#### TASK PROMPT:
A verbatim copy of every record is required, and no pictures should be included.
────
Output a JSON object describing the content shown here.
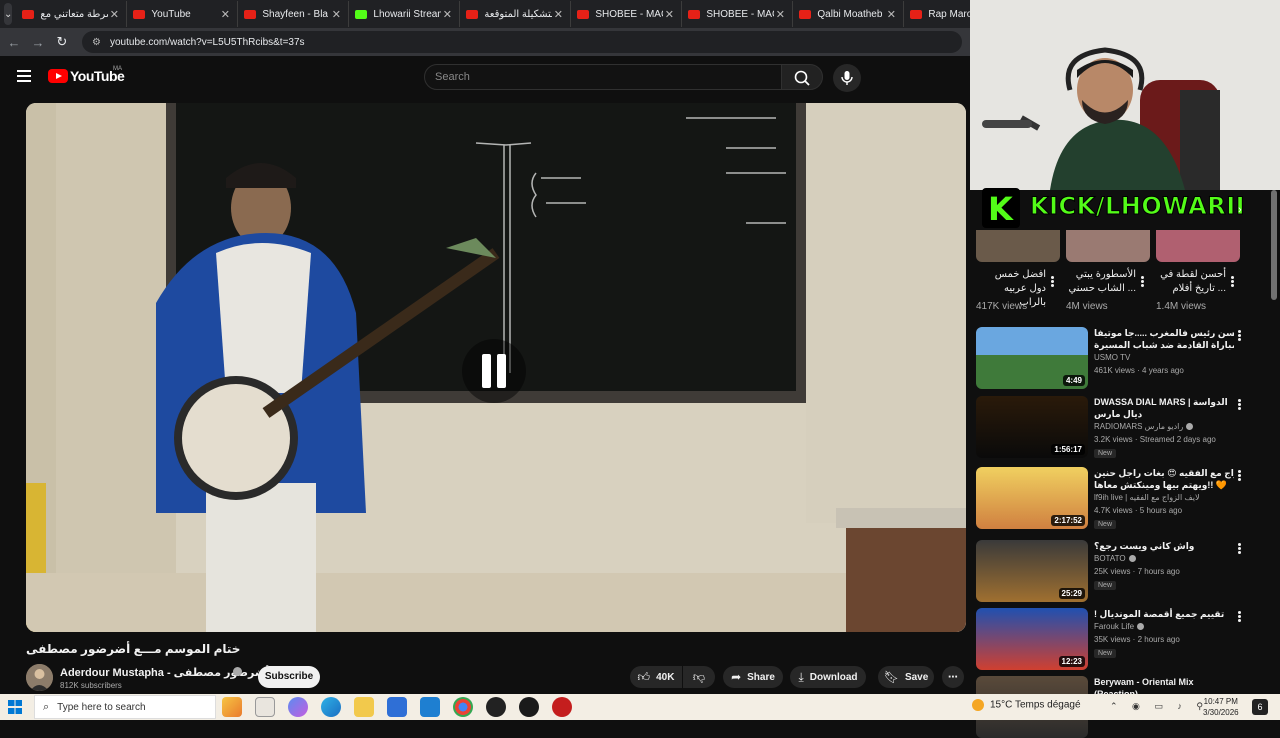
{
  "browser": {
    "tabs": [
      {
        "title": "الشرطة متعاتني مع",
        "icon": "youtube-icon"
      },
      {
        "title": "YouTube",
        "icon": "youtube-icon"
      },
      {
        "title": "Shayfeen - Bla M",
        "icon": "youtube-icon"
      },
      {
        "title": "Lhowarii Stream -",
        "icon": "kick-icon"
      },
      {
        "title": "التشكيلة المتوقعة",
        "icon": "youtube-icon"
      },
      {
        "title": "SHOBEE - MACHI",
        "icon": "youtube-icon"
      },
      {
        "title": "SHOBEE - MACHI",
        "icon": "youtube-icon"
      },
      {
        "title": "Qalbi Moatheb",
        "icon": "youtube-icon"
      },
      {
        "title": "Rap Maroc",
        "icon": "youtube-icon"
      }
    ],
    "url": "youtube.com/watch?v=L5U5ThRcibs&t=37s"
  },
  "youtube": {
    "logo_text": "YouTube",
    "country_code": "MA",
    "search_placeholder": "Search"
  },
  "video": {
    "title": "ختام الموسم مـــع أضرضور مصطفى",
    "channel_name": "Aderdour Mustapha - أضرضور مصطفى",
    "subscribers": "812K subscribers",
    "subscribe_label": "Subscribe",
    "likes": "40K",
    "share_label": "Share",
    "download_label": "Download",
    "save_label": "Save"
  },
  "overlay": {
    "kick_text": "KICK/LHOWARII"
  },
  "shorts": [
    {
      "title": "افضل خمس دول عربيه بالراب",
      "views": "417K views"
    },
    {
      "title": "الأسطورة يبتي ... الشاب حسني",
      "views": "4M views"
    },
    {
      "title": "أحسن لقطة في ... تاريخ أفلام",
      "views": "1.4M views"
    }
  ],
  "recommendations": [
    {
      "title": "سي جلال أحسن رئيس فالمغرب .....جا موتيفا",
      "title2": "اللاعبة المباراة القادمة ضد شباب المسيرة",
      "channel": "USMO TV",
      "verified": false,
      "meta": "461K views · 4 years ago",
      "duration": "4:49",
      "new": false
    },
    {
      "title": "DWASSA DIAL MARS | الدواسة",
      "title2": "ديال مارس",
      "channel": "RADIOMARS راديو مارس",
      "verified": true,
      "meta": "3.2K views · Streamed 2 days ago",
      "duration": "1:56:17",
      "new": true
    },
    {
      "title": "برنامج الزواج مع الفقيه 😍 بغات راجل حنين",
      "title2": "ويهتم بيها ومينكتش معاها!! 🧡",
      "channel": "lf9ih live | لايف الزواج مع الفقيه",
      "verified": false,
      "meta": "4.7K views · 5 hours ago",
      "duration": "2:17:52",
      "new": true
    },
    {
      "title": "واش كاني ويست رجع؟",
      "title2": "",
      "channel": "BOTATO",
      "verified": true,
      "meta": "25K views · 7 hours ago",
      "duration": "25:29",
      "new": true
    },
    {
      "title": "! تقييم جميع أقمصة المونديال",
      "title2": "",
      "channel": "Farouk Life",
      "verified": true,
      "meta": "35K views · 2 hours ago",
      "duration": "12:23",
      "new": true
    },
    {
      "title": "Berywam - Oriental Mix",
      "title2": "(Reaction)",
      "channel": "",
      "verified": false,
      "meta": "",
      "duration": "",
      "new": false
    }
  ],
  "new_label": "New",
  "taskbar": {
    "search_placeholder": "Type here to search",
    "weather": "15°C  Temps dégagé",
    "time": "10:47 PM",
    "date": "3/30/2026",
    "notifications": "6"
  }
}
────
#### RESPONSE:
Output a JSON object describing the content shown here.
{
  "browser": {
    "tabs": [
      {
        "title": "الشرطة متعاتني مع",
        "icon": "youtube-icon"
      },
      {
        "title": "YouTube",
        "icon": "youtube-icon"
      },
      {
        "title": "Shayfeen - Bla M",
        "icon": "youtube-icon"
      },
      {
        "title": "Lhowarii Stream -",
        "icon": "kick-icon"
      },
      {
        "title": "التشكيلة المتوقعة",
        "icon": "youtube-icon"
      },
      {
        "title": "SHOBEE - MACHI",
        "icon": "youtube-icon"
      },
      {
        "title": "SHOBEE - MACHI",
        "icon": "youtube-icon"
      },
      {
        "title": "Qalbi Moatheb",
        "icon": "youtube-icon"
      },
      {
        "title": "Rap Maroc",
        "icon": "youtube-icon"
      }
    ],
    "url": "youtube.com/watch?v=L5U5ThRcibs&t=37s"
  },
  "youtube": {
    "logo_text": "YouTube",
    "country_code": "MA",
    "search_placeholder": "Search"
  },
  "video": {
    "title": "ختام الموسم مـــع أضرضور مصطفى",
    "channel_name": "Aderdour Mustapha - أضرضور مصطفى",
    "subscribers": "812K subscribers",
    "subscribe_label": "Subscribe",
    "likes": "40K",
    "share_label": "Share",
    "download_label": "Download",
    "save_label": "Save"
  },
  "overlay": {
    "kick_text": "KICK/LHOWARII"
  },
  "shorts": [
    {
      "title": "افضل خمس دول عربيه بالراب",
      "views": "417K views"
    },
    {
      "title": "الأسطورة يبتي ... الشاب حسني",
      "views": "4M views"
    },
    {
      "title": "أحسن لقطة في ... تاريخ أفلام",
      "views": "1.4M views"
    }
  ],
  "recommendations": [
    {
      "title": "سي جلال أحسن رئيس فالمغرب .....جا موتيفا",
      "title2": "اللاعبة المباراة القادمة ضد شباب المسيرة",
      "channel": "USMO TV",
      "verified": false,
      "meta": "461K views · 4 years ago",
      "duration": "4:49",
      "new": false
    },
    {
      "title": "DWASSA DIAL MARS | الدواسة",
      "title2": "ديال مارس",
      "channel": "RADIOMARS راديو مارس",
      "verified": true,
      "meta": "3.2K views · Streamed 2 days ago",
      "duration": "1:56:17",
      "new": true
    },
    {
      "title": "برنامج الزواج مع الفقيه 😍 بغات راجل حنين",
      "title2": "ويهتم بيها ومينكتش معاها!! 🧡",
      "channel": "lf9ih live | لايف الزواج مع الفقيه",
      "verified": false,
      "meta": "4.7K views · 5 hours ago",
      "duration": "2:17:52",
      "new": true
    },
    {
      "title": "واش كاني ويست رجع؟",
      "title2": "",
      "channel": "BOTATO",
      "verified": true,
      "meta": "25K views · 7 hours ago",
      "duration": "25:29",
      "new": true
    },
    {
      "title": "! تقييم جميع أقمصة المونديال",
      "title2": "",
      "channel": "Farouk Life",
      "verified": true,
      "meta": "35K views · 2 hours ago",
      "duration": "12:23",
      "new": true
    },
    {
      "title": "Berywam - Oriental Mix",
      "title2": "(Reaction)",
      "channel": "",
      "verified": false,
      "meta": "",
      "duration": "",
      "new": false
    }
  ],
  "new_label": "New",
  "taskbar": {
    "search_placeholder": "Type here to search",
    "weather": "15°C  Temps dégagé",
    "time": "10:47 PM",
    "date": "3/30/2026",
    "notifications": "6"
  }
}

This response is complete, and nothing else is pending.